Another trick to keep UK house prices rising is taking center stage: the extra-large mortgage. It’s the mortgage lasting half a lifetime, or more, which allows you to buy a home even if, under normal circumstances, you would not afford it.
A young couple interviewed by the BBC told how they got a 40-year mortgage, instead of the usual 25-year one. Monthly payments are affordable, and they are happy.
When taking out such mortgages, not many people think about the fact that they are paying a huge price for that property. The couple in the BBC report did say that they were relying on continuing house price growth to ensure their gamble paid off.
They borrowed £300,000, and the BBC explains the attraction of the four-decade mortgage: “You pay £948 a month for a typical 25-year mortgage, but only £716 if you extend the term to 40 years.”
What about interest for the total duration of the loan? Well, “interest over 25 years adds up to around £84,000, but the total over 40 years is £144,000.”
The couple would need quite robust house price inflation to stay out of negative equity. Of course, the past 40 years have shown that, at least in London, there are huge gains to be made from property.
The problem is that believing that past performance is an indication for future performance is, as investment websites and magazines keep telling us, wrong.
The UK is now in a situation where, no matter what house prices do, they will have bad consequences for the economy.
If house price inflation continues, banks will become more and more vulnerable as they will extend many loans like that, which are vulnerable to any turn in macroeconomic conditions. Already, they’ve been expanding their lending to riskier categories, pushed by low interest rates into finding “creative” solutions.
Not just banks, but the real economy is being harmed. Buy-to-let mania has diverted money that would have otherwise been invested in the stock market, with one, two or two dozen properties almost obligatory fashion accessories for the respectable middle-class “investor.”
These are financed by interest-only mortgages, which are paid for by the monthly rent. The “investors,” just like the couple in the BBC report, rely on increases in the price of the homes to pay the principal at the end of the mortgage term.
As home prices increased and investors kept buying more homes for more money, rents have increased too. Currently, at least in London, they have reached a level where it doesn’t make sense for young professionals like teachers, nurses, doctors, or even better-paid engineers or IT specialists to move to the city, unless they are fine with sharing a flat with unknown people.
On the other hand, if house prices fall and especially if they crash, they would take the UK economy down with them.
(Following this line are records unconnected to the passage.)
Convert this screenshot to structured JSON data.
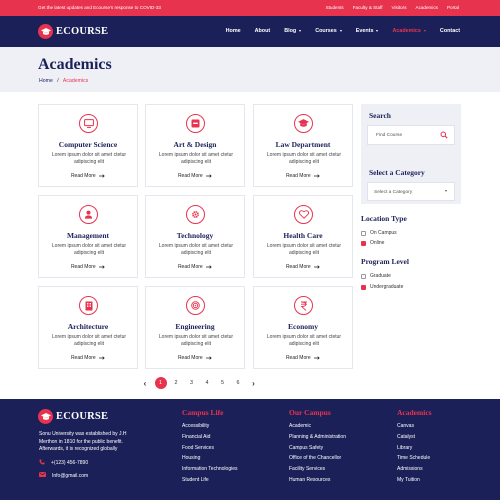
{
  "topbar": {
    "message": "Get the latest updates and Ecourse's response to COVID-33",
    "links": [
      "Students",
      "Faculty & Staff",
      "Visitors",
      "Academics",
      "Portal"
    ]
  },
  "brand": {
    "name": "ECOURSE",
    "accent": "#e8334f",
    "navy": "#1b2158"
  },
  "nav": {
    "items": [
      {
        "label": "Home",
        "caret": false,
        "active": false
      },
      {
        "label": "About",
        "caret": false,
        "active": false
      },
      {
        "label": "Blog",
        "caret": true,
        "active": false
      },
      {
        "label": "Courses",
        "caret": true,
        "active": false
      },
      {
        "label": "Events",
        "caret": true,
        "active": false
      },
      {
        "label": "Academics",
        "caret": true,
        "active": true
      },
      {
        "label": "Contact",
        "caret": false,
        "active": false
      }
    ]
  },
  "page": {
    "title": "Academics",
    "breadcrumb": {
      "home": "Home",
      "sep": "/",
      "current": "Academics"
    }
  },
  "cards": [
    {
      "title": "Computer Science",
      "icon": "monitor-icon",
      "desc": "Lorem ipsum dolor sit amet ctetur adipiscing elit",
      "link": "Read More"
    },
    {
      "title": "Art & Design",
      "icon": "palette-icon",
      "desc": "Lorem ipsum dolor sit amet ctetur adipiscing elit",
      "link": "Read More"
    },
    {
      "title": "Law Department",
      "icon": "graduation-cap-icon",
      "desc": "Lorem ipsum dolor sit amet ctetur adipiscing elit",
      "link": "Read More"
    },
    {
      "title": "Management",
      "icon": "user-icon",
      "desc": "Lorem ipsum dolor sit amet ctetur adipiscing elit",
      "link": "Read More"
    },
    {
      "title": "Technology",
      "icon": "gear-icon",
      "desc": "Lorem ipsum dolor sit amet ctetur adipiscing elit",
      "link": "Read More"
    },
    {
      "title": "Health Care",
      "icon": "heart-icon",
      "desc": "Lorem ipsum dolor sit amet ctetur adipiscing elit",
      "link": "Read More"
    },
    {
      "title": "Architecture",
      "icon": "building-icon",
      "desc": "Lorem ipsum dolor sit amet ctetur adipiscing elit",
      "link": "Read More"
    },
    {
      "title": "Engineering",
      "icon": "target-icon",
      "desc": "Lorem ipsum dolor sit amet ctetur adipiscing elit",
      "link": "Read More"
    },
    {
      "title": "Economy",
      "icon": "rupee-icon",
      "desc": "Lorem ipsum dolor sit amet ctetur adipiscing elit",
      "link": "Read More"
    }
  ],
  "pagination": {
    "prev": "‹",
    "next": "›",
    "pages": [
      "1",
      "2",
      "3",
      "4",
      "5",
      "6"
    ],
    "current": "1"
  },
  "sidebar": {
    "search": {
      "title": "Search",
      "placeholder": "Find Course"
    },
    "category": {
      "title": "Select a Category",
      "value": "Select a Category"
    },
    "location": {
      "title": "Location Type",
      "options": [
        {
          "label": "On Campus",
          "checked": false
        },
        {
          "label": "Online",
          "checked": true
        }
      ]
    },
    "level": {
      "title": "Program Level",
      "options": [
        {
          "label": "Graduate",
          "checked": false
        },
        {
          "label": "Undergraduate",
          "checked": true
        }
      ]
    }
  },
  "footer": {
    "about": "Sonu University was established by J.H Merthon in 1810 for the public benefit. Afterwards, it is recognized globally",
    "phone": "+(123) 456-7890",
    "email": "Info@gmail.com",
    "columns": [
      {
        "title": "Campus Life",
        "links": [
          "Accessibility",
          "Financial Aid",
          "Food Services",
          "Housing",
          "Information Technologies",
          "Student Life"
        ]
      },
      {
        "title": "Our Campus",
        "links": [
          "Academic",
          "Planning & Administration",
          "Campus Safety",
          "Office of the Chancellor",
          "Facility Services",
          "Human Resources"
        ]
      },
      {
        "title": "Academics",
        "links": [
          "Canvas",
          "Catalyst",
          "Library",
          "Time Schedule",
          "Admissions",
          "My Tuition"
        ]
      }
    ]
  }
}
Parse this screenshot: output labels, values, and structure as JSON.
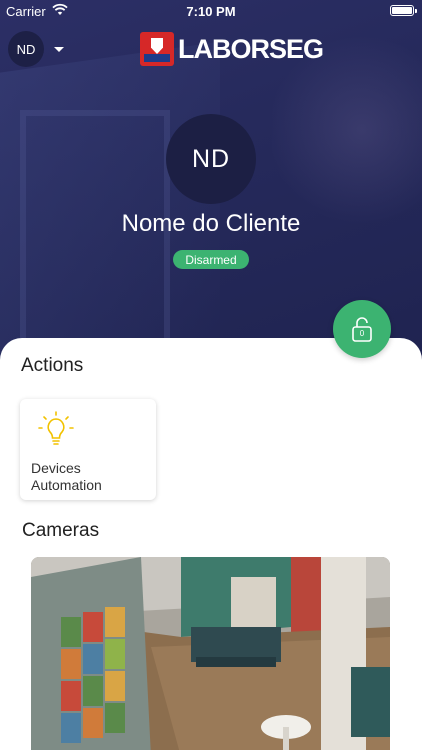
{
  "status_bar": {
    "carrier": "Carrier",
    "time": "7:10 PM"
  },
  "header": {
    "account_initials": "ND",
    "brand": "LABORSEG"
  },
  "client": {
    "initials": "ND",
    "name": "Nome do Cliente",
    "status": "Disarmed",
    "lock_badge": "0"
  },
  "actions": {
    "title": "Actions",
    "items": [
      {
        "line1": "Devices",
        "line2": "Automation",
        "icon": "lightbulb-icon"
      }
    ]
  },
  "cameras": {
    "title": "Cameras"
  },
  "colors": {
    "hero": "#262a5c",
    "accent_green": "#3cb371",
    "bulb_yellow": "#f2c200",
    "brand_red": "#d62828"
  }
}
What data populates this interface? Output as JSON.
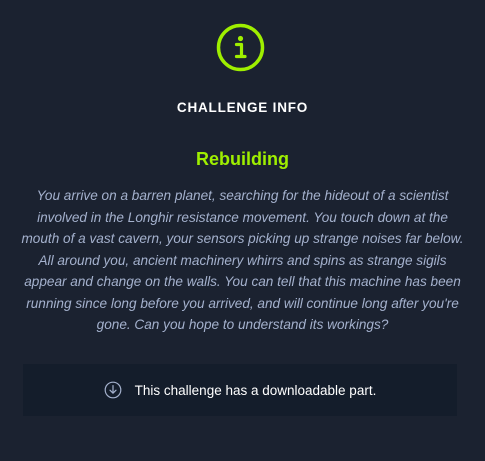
{
  "header": {
    "title": "CHALLENGE INFO",
    "icon": "info-circle-icon",
    "accent_color": "#9fef00"
  },
  "challenge": {
    "name": "Rebuilding",
    "description": "You arrive on a barren planet, searching for the hideout of a scientist involved in the Longhir resistance movement. You touch down at the mouth of a vast cavern, your sensors picking up strange noises far below. All around you, ancient machinery whirrs and spins as strange sigils appear and change on the walls. You can tell that this machine has been running since long before you arrived, and will continue long after you're gone. Can you hope to understand its workings?"
  },
  "download": {
    "icon": "download-icon",
    "text": "This challenge has a downloadable part."
  }
}
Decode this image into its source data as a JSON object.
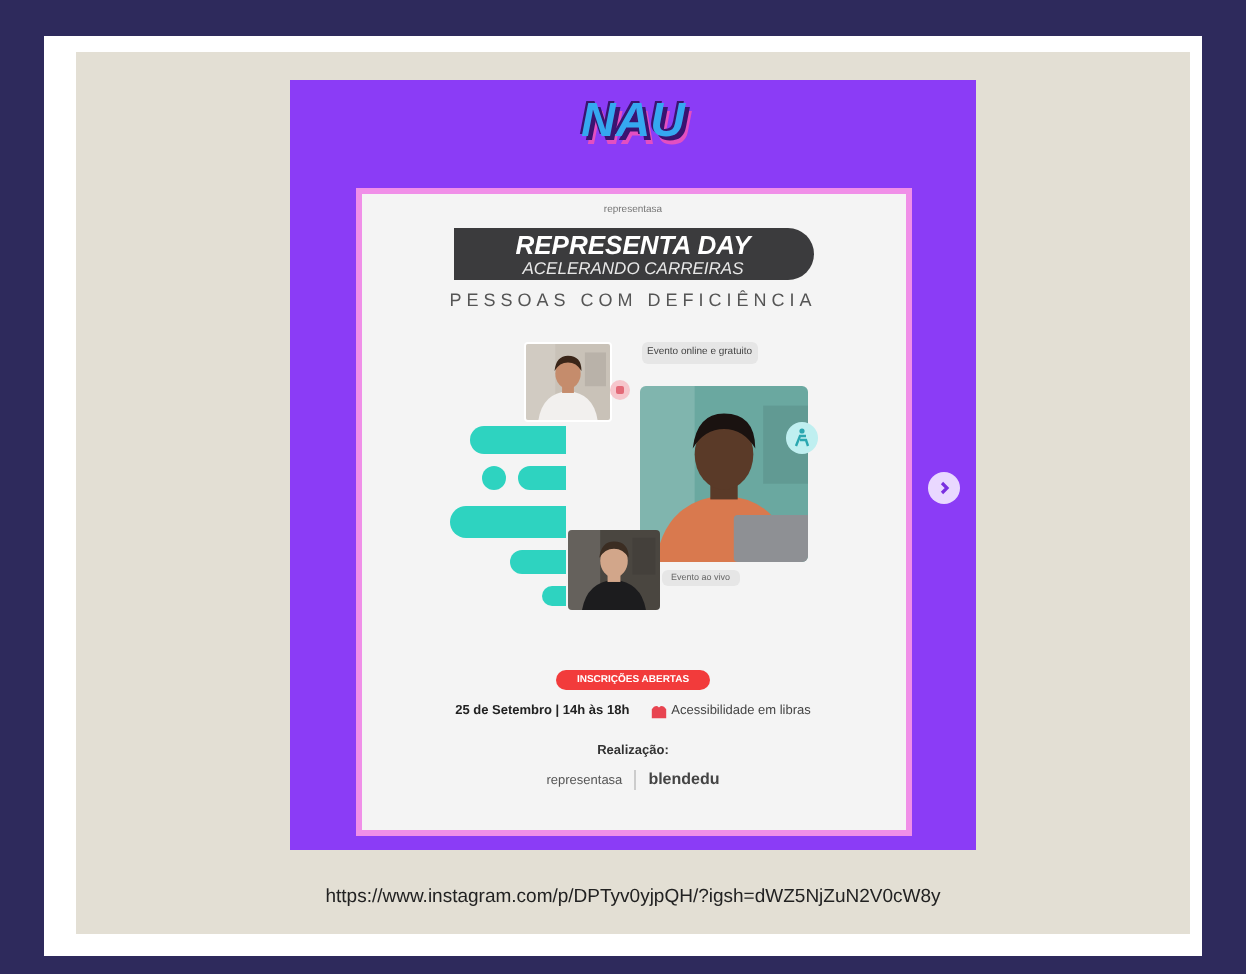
{
  "post": {
    "logo": "NAU",
    "brand_small": "representasa",
    "title": "REPRESENTA DAY",
    "subtitle": "ACELERANDO CARREIRAS",
    "tagline": "PESSOAS COM DEFICIÊNCIA",
    "chips": [
      "Evento online e gratuito",
      "Evento ao vivo"
    ],
    "cta": "INSCRIÇÕES ABERTAS",
    "date": "25 de Setembro | 14h às 18h",
    "accessibility": "Acessibilidade em libras",
    "credits_label": "Realização:",
    "partners": [
      "representasa",
      "blendedu"
    ]
  },
  "caption": "https://www.instagram.com/p/DPTyv0yjpQH/?igsh=dWZ5NjZuN2V0cW8y"
}
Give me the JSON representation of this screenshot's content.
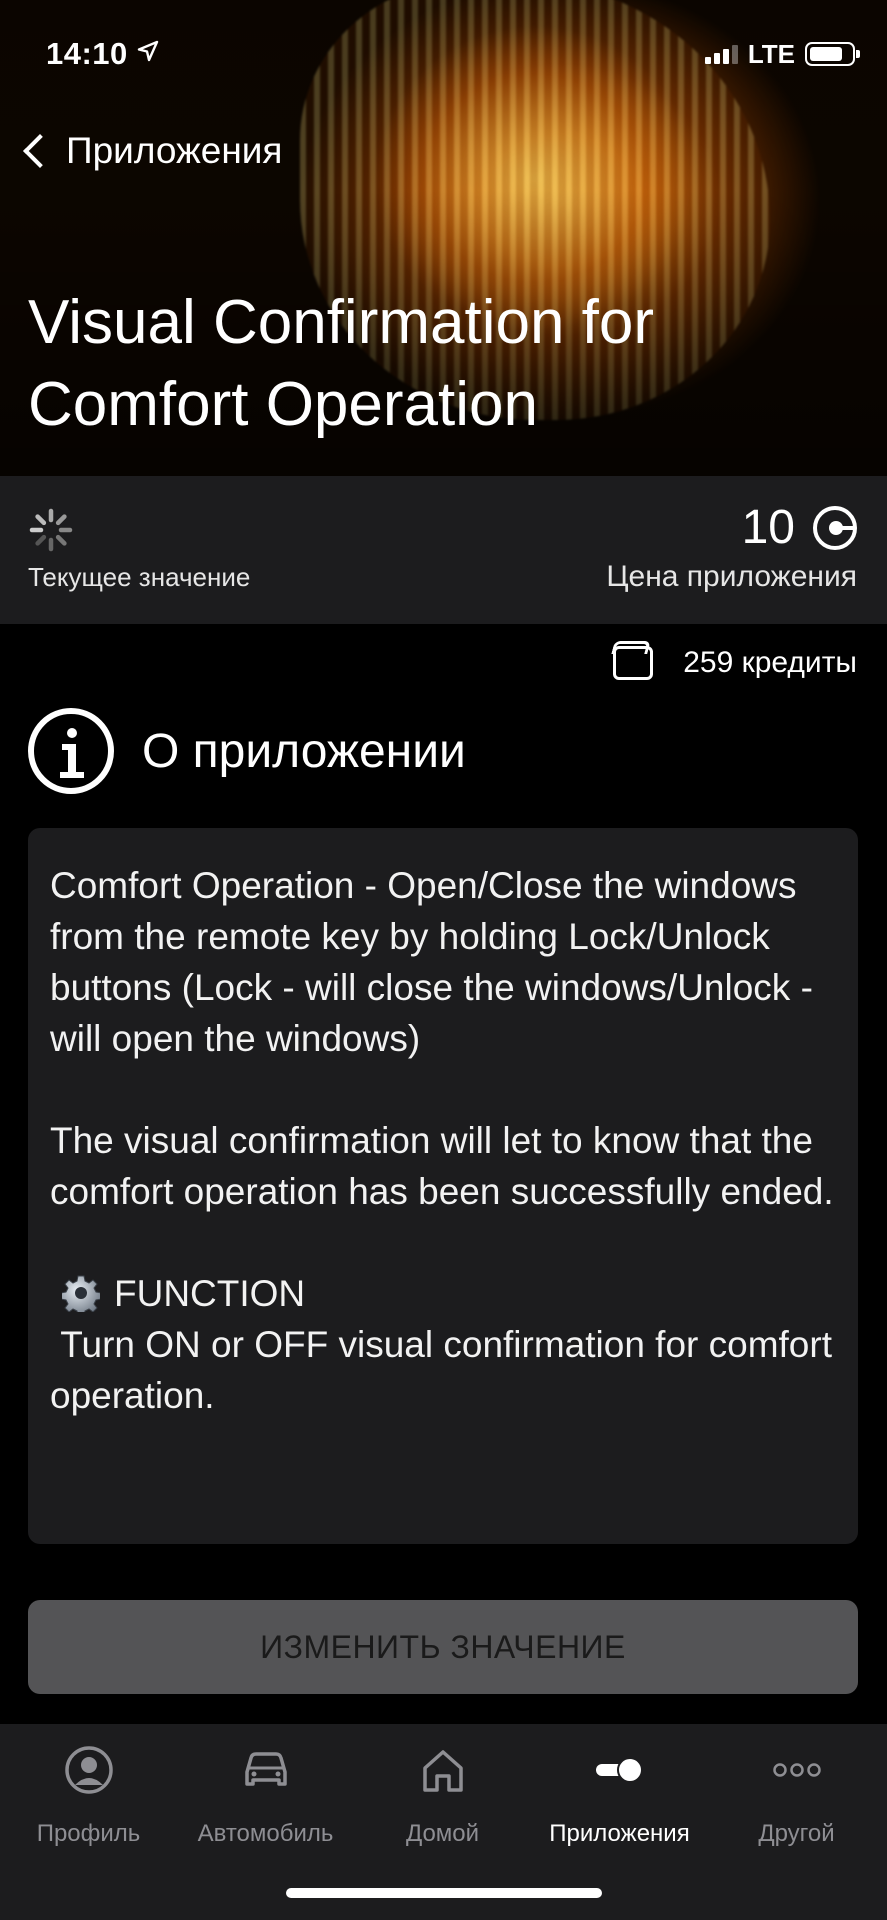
{
  "status_bar": {
    "time": "14:10",
    "network": "LTE"
  },
  "nav": {
    "back_label": "Приложения"
  },
  "app": {
    "title": "Visual Confirmation for Comfort Operation"
  },
  "info": {
    "current_value_label": "Текущее значение",
    "price_value": "10",
    "price_label": "Цена приложения",
    "credits": "259 кредиты"
  },
  "about": {
    "heading": "О приложении",
    "paragraph1": "Comfort Operation - Open/Close the windows from the remote key by holding Lock/Unlock buttons (Lock - will close the windows/Unlock - will open the windows)",
    "paragraph2": "The visual confirmation will let to know that the comfort operation has been successfully ended.",
    "function_title": "FUNCTION",
    "function_text": " Turn ON or OFF visual confirmation for comfort operation."
  },
  "action": {
    "button_label": "ИЗМЕНИТЬ ЗНАЧЕНИЕ"
  },
  "tabs": [
    {
      "label": "Профиль",
      "icon": "profile-icon"
    },
    {
      "label": "Автомобиль",
      "icon": "car-icon"
    },
    {
      "label": "Домой",
      "icon": "home-icon"
    },
    {
      "label": "Приложения",
      "icon": "toggle-icon",
      "active": true
    },
    {
      "label": "Другой",
      "icon": "more-icon"
    }
  ],
  "colors": {
    "background": "#000000",
    "panel": "#1c1c1e",
    "button": "#545456",
    "inactive": "#8e8e93"
  }
}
Too much of the post-crisis recovery is tied to the housing market for this to be any other way; retail sales have been rising mainly on the back of rising consumer confidence and increased borrowing due to house price inflation.
People would be pushed into defaulting on their mortgages if house prices fall, and this time there is little the Bank of England can do, short of buying every toxic asset out there. But if it does this, it would fuel a crisis of confidence that could make things worse.
The government would have little ammunition too. A population tired of bailout after bailout will sour at the thought of bailing out banks yet again, so the banks will have to repossess rather than show lenience to borrowers going through hard times. That would push house prices into a downward spiral, just as they were in an upward spiral during the bubble.
Those defaulting and being repossessed will be forced to rent in the private sector, and will probably have to rely on housing benefit. But that will create another problem.
Calculated excluding public sector banks, the UK’s budget deficit was more than £43 billion last year. The bill of around £25 billion for housing benefit represents around 58% of the deficit. It is not clear how much more the government can fork out, so probably private sector rents will have to fall.
We are, therefore, at a point where no matter what direction UK house prices go, up or down, they can only harm the economy. Stagnation would probably be the best outcome – if only the government can refrain from subsidising yet another round of buying to push prices even higher.